**** Supplied data

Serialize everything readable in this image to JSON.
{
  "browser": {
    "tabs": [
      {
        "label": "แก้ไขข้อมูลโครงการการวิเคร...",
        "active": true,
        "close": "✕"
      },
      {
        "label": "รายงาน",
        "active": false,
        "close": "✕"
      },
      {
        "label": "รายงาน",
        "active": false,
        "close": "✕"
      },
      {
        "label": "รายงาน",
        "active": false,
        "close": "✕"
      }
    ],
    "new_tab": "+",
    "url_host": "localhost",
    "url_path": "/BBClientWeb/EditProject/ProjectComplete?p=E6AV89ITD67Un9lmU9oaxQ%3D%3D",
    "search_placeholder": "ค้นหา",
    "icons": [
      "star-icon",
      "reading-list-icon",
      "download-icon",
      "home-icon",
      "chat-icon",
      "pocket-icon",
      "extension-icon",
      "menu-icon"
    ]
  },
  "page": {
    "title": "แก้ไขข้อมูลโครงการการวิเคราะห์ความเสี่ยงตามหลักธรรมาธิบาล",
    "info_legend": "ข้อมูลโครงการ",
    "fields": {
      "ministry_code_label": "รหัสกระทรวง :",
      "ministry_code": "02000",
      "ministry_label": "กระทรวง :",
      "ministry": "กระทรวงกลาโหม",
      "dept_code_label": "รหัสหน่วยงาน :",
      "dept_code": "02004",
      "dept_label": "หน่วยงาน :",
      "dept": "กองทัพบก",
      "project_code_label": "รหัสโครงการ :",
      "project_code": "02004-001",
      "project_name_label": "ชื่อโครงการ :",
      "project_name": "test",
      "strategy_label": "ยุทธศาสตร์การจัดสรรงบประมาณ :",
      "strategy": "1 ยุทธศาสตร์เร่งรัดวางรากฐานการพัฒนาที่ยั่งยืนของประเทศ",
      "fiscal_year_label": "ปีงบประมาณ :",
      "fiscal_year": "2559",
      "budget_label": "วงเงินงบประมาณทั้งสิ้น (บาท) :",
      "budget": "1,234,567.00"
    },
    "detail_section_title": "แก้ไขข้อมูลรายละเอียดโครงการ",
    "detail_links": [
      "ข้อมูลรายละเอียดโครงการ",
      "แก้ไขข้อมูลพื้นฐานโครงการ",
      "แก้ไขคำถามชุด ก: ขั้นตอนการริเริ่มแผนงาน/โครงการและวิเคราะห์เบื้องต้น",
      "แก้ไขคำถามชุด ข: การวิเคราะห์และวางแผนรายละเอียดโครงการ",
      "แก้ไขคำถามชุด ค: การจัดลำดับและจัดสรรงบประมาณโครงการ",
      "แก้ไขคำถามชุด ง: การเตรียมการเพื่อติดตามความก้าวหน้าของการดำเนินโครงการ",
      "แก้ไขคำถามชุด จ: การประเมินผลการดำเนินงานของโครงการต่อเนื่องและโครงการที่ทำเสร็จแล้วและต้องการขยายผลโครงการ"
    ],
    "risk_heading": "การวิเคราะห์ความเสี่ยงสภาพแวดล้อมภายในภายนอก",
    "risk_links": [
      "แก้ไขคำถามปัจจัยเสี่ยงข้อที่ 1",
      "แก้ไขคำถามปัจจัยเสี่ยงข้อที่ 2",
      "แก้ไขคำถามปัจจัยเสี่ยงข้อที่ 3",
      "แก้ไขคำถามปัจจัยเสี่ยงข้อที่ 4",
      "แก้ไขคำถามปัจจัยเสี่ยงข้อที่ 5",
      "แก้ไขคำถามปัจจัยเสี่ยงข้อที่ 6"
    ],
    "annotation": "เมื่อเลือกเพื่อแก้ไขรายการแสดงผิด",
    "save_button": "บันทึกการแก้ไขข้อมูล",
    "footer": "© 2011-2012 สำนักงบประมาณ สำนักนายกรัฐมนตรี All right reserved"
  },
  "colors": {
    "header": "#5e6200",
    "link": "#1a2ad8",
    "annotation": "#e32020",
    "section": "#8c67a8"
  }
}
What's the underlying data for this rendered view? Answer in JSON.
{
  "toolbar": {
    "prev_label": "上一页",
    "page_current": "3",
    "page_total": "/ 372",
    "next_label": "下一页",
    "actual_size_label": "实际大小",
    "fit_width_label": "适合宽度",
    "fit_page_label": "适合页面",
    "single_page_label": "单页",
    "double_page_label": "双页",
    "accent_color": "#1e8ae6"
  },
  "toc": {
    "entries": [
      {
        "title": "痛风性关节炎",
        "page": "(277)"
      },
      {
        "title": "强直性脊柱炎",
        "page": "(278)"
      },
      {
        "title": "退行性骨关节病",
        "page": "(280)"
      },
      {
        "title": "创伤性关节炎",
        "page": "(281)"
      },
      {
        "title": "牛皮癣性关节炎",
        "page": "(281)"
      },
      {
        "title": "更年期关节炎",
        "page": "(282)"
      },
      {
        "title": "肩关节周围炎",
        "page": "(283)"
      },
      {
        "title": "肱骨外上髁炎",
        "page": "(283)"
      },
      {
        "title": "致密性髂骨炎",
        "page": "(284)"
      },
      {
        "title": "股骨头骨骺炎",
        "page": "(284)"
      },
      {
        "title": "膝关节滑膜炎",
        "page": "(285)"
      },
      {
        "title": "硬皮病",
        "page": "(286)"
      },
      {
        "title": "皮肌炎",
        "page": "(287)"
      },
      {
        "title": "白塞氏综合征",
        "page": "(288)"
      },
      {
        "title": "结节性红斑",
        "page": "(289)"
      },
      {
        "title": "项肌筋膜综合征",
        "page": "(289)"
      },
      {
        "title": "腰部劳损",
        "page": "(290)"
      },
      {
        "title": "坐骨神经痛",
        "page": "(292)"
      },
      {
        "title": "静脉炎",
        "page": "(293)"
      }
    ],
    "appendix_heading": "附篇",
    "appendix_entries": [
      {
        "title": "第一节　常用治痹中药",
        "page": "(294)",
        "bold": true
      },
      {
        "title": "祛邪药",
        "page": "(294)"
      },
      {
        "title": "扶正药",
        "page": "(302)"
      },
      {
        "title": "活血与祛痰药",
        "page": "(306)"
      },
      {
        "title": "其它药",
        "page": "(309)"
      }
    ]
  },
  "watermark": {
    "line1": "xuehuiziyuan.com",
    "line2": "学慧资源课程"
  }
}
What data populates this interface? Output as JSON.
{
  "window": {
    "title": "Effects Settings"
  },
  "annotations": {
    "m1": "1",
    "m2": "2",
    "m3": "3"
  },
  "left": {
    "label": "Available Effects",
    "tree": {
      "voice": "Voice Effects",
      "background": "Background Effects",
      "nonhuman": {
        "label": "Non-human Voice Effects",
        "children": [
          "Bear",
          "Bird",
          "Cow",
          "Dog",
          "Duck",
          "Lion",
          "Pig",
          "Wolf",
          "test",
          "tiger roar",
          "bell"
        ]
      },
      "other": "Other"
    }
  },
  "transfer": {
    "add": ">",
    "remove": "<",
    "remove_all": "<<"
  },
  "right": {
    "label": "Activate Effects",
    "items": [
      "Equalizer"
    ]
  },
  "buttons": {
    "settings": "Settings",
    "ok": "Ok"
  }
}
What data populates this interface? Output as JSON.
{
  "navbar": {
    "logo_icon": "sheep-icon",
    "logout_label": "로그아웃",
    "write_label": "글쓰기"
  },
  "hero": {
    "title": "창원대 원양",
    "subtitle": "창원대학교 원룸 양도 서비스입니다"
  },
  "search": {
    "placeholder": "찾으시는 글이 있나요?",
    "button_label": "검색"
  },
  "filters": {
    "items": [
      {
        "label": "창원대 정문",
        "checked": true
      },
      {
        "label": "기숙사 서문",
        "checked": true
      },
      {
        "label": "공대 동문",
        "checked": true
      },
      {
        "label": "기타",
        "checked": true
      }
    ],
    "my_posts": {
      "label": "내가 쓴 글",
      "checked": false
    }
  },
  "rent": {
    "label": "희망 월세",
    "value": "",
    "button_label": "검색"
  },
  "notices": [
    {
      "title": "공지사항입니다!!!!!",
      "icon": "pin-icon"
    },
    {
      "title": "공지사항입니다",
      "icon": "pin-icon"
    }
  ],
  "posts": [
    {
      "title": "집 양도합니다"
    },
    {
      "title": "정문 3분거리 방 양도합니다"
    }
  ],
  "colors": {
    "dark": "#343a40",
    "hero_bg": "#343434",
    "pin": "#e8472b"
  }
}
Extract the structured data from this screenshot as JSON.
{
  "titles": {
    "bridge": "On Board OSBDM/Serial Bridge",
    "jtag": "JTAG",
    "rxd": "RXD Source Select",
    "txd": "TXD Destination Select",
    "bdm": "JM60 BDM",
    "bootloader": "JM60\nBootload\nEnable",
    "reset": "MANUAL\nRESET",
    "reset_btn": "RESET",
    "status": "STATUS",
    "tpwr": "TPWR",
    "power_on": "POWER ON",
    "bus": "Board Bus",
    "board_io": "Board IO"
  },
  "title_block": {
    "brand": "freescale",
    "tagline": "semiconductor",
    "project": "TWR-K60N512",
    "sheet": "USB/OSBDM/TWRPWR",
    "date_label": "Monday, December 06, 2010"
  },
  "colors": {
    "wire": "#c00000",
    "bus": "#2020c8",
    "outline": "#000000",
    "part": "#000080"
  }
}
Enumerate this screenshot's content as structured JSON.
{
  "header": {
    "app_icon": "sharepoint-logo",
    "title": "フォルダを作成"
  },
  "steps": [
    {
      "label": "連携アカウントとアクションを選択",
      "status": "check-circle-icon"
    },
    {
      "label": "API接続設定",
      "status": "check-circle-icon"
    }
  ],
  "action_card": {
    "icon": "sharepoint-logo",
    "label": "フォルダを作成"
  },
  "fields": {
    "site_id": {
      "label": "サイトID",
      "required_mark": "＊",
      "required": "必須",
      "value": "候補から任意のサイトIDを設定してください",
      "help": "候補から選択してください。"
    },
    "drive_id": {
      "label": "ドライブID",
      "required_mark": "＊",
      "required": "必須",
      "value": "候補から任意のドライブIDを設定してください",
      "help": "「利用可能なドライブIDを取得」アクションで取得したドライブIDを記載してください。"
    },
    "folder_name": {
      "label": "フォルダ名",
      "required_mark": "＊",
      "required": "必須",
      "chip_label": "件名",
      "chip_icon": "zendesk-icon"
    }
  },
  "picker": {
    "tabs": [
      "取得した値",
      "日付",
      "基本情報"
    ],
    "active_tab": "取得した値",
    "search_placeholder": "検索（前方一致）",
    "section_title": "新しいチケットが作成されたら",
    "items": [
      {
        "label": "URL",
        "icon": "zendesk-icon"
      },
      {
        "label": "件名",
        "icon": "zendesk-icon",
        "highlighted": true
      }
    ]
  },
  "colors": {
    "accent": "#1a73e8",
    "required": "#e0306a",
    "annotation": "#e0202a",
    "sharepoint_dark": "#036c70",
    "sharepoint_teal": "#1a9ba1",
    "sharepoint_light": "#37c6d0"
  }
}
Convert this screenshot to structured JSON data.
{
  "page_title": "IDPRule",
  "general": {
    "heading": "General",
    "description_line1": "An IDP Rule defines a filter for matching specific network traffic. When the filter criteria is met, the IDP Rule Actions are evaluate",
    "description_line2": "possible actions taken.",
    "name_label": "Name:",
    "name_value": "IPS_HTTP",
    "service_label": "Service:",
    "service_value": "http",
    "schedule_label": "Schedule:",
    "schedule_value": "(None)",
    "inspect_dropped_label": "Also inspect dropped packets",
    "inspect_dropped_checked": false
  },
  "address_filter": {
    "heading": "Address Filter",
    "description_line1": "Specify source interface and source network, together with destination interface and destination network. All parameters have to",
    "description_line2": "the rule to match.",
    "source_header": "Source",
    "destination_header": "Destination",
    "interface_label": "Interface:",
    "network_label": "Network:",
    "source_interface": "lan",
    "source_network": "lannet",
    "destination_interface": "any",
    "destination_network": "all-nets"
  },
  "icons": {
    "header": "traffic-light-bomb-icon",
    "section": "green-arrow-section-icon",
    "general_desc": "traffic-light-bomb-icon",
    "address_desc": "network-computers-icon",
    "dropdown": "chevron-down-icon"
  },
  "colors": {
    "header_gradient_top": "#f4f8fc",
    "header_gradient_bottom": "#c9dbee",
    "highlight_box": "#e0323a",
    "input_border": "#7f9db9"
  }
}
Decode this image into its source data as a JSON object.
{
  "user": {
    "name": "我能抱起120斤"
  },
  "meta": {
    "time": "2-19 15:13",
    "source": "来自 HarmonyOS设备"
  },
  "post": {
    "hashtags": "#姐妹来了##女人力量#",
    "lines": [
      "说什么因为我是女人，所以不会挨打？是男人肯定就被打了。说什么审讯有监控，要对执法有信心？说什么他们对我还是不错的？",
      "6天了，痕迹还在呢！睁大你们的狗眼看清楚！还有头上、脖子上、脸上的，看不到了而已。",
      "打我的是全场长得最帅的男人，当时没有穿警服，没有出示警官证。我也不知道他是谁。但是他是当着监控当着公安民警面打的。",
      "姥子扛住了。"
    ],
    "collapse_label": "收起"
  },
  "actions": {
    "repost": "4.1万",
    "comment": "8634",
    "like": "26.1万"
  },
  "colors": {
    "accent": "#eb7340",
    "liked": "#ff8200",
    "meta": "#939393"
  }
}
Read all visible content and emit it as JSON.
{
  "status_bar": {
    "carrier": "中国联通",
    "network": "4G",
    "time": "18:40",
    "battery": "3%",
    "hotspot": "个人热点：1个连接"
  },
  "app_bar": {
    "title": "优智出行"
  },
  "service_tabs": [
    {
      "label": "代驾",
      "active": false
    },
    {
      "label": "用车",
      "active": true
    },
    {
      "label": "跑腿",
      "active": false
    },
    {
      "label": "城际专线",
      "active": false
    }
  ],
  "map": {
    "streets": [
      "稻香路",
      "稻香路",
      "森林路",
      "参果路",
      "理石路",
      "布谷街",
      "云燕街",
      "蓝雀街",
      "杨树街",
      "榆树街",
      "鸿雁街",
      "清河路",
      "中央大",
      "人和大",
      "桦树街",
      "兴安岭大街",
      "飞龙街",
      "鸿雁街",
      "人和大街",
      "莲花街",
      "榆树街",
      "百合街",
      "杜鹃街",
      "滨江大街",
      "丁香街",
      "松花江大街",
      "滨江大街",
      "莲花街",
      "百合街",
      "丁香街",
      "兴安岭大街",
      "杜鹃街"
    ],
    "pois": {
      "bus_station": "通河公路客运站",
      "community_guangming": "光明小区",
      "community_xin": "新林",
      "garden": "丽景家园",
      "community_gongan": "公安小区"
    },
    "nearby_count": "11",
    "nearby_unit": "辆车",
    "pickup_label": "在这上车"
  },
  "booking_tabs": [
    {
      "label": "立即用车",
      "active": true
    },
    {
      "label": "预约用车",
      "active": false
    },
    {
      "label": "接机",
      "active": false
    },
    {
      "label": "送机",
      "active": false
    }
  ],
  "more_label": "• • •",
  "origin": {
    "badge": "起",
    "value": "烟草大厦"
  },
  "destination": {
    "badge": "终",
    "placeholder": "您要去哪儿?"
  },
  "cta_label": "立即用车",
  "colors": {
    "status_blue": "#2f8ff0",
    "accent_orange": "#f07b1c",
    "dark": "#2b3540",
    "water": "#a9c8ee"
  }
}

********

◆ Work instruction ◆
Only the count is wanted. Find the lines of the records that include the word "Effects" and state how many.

◆ Result for this exercise ◆
6